Print the entries in full, word for word, but not the pictures.

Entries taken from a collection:
------------------------------
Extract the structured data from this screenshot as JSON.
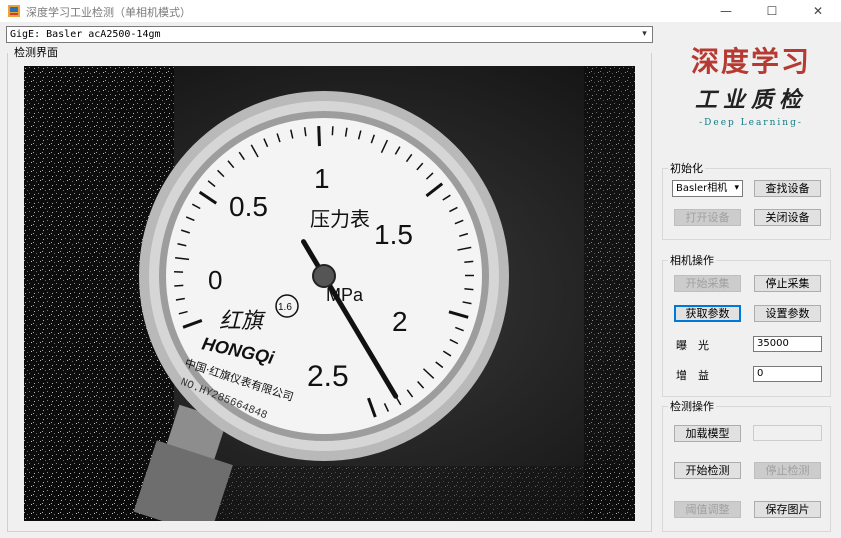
{
  "window": {
    "title": "深度学习工业检测（单相机模式）",
    "minimize_glyph": "—",
    "maximize_glyph": "☐",
    "close_glyph": "✕"
  },
  "camera_select": {
    "value": "GigE: Basler acA2500-14gm",
    "arrow": "▾"
  },
  "detect_panel": {
    "label": "检测界面"
  },
  "gauge": {
    "scale_labels": [
      "0",
      "0.5",
      "1",
      "1.5",
      "2",
      "2.5"
    ],
    "title": "压力表",
    "unit": "MPa",
    "class_mark": "1.6",
    "brand_script": "红旗",
    "brand_latin": "HONGQi",
    "maker": "中国·红旗仪表有限公司",
    "serial": "NO.HY285664848",
    "reading_mpa": 2.4
  },
  "logo": {
    "title": "深度学习",
    "subtitle": "工业质检",
    "english": "-Deep Learning-"
  },
  "init_group": {
    "label": "初始化",
    "camera_type": "Basler相机",
    "camera_type_arrow": "▾",
    "find_device": "查找设备",
    "open_device": "打开设备",
    "close_device": "关闭设备"
  },
  "camera_group": {
    "label": "相机操作",
    "start_capture": "开始采集",
    "stop_capture": "停止采集",
    "get_params": "获取参数",
    "set_params": "设置参数",
    "exposure_label": "曝　光",
    "exposure_value": "35000",
    "gain_label": "增　益",
    "gain_value": "0"
  },
  "detect_group": {
    "label": "检测操作",
    "load_model": "加载模型",
    "model_path": "",
    "start_detect": "开始检测",
    "stop_detect": "停止检测",
    "threshold_adjust": "阈值调整",
    "save_image": "保存图片"
  }
}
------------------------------
=== SOLUTION ===
Extract the structured data from this screenshot as JSON.
{
  "window": {
    "title": "深度学习工业检测（单相机模式）",
    "minimize_glyph": "—",
    "maximize_glyph": "☐",
    "close_glyph": "✕"
  },
  "camera_select": {
    "value": "GigE: Basler acA2500-14gm",
    "arrow": "▾"
  },
  "detect_panel": {
    "label": "检测界面"
  },
  "gauge": {
    "scale_labels": [
      "0",
      "0.5",
      "1",
      "1.5",
      "2",
      "2.5"
    ],
    "title": "压力表",
    "unit": "MPa",
    "class_mark": "1.6",
    "brand_script": "红旗",
    "brand_latin": "HONGQi",
    "maker": "中国·红旗仪表有限公司",
    "serial": "NO.HY285664848",
    "reading_mpa": 2.4
  },
  "logo": {
    "title": "深度学习",
    "subtitle": "工业质检",
    "english": "-Deep Learning-"
  },
  "init_group": {
    "label": "初始化",
    "camera_type": "Basler相机",
    "camera_type_arrow": "▾",
    "find_device": "查找设备",
    "open_device": "打开设备",
    "close_device": "关闭设备"
  },
  "camera_group": {
    "label": "相机操作",
    "start_capture": "开始采集",
    "stop_capture": "停止采集",
    "get_params": "获取参数",
    "set_params": "设置参数",
    "exposure_label": "曝　光",
    "exposure_value": "35000",
    "gain_label": "增　益",
    "gain_value": "0"
  },
  "detect_group": {
    "label": "检测操作",
    "load_model": "加载模型",
    "model_path": "",
    "start_detect": "开始检测",
    "stop_detect": "停止检测",
    "threshold_adjust": "阈值调整",
    "save_image": "保存图片"
  }
}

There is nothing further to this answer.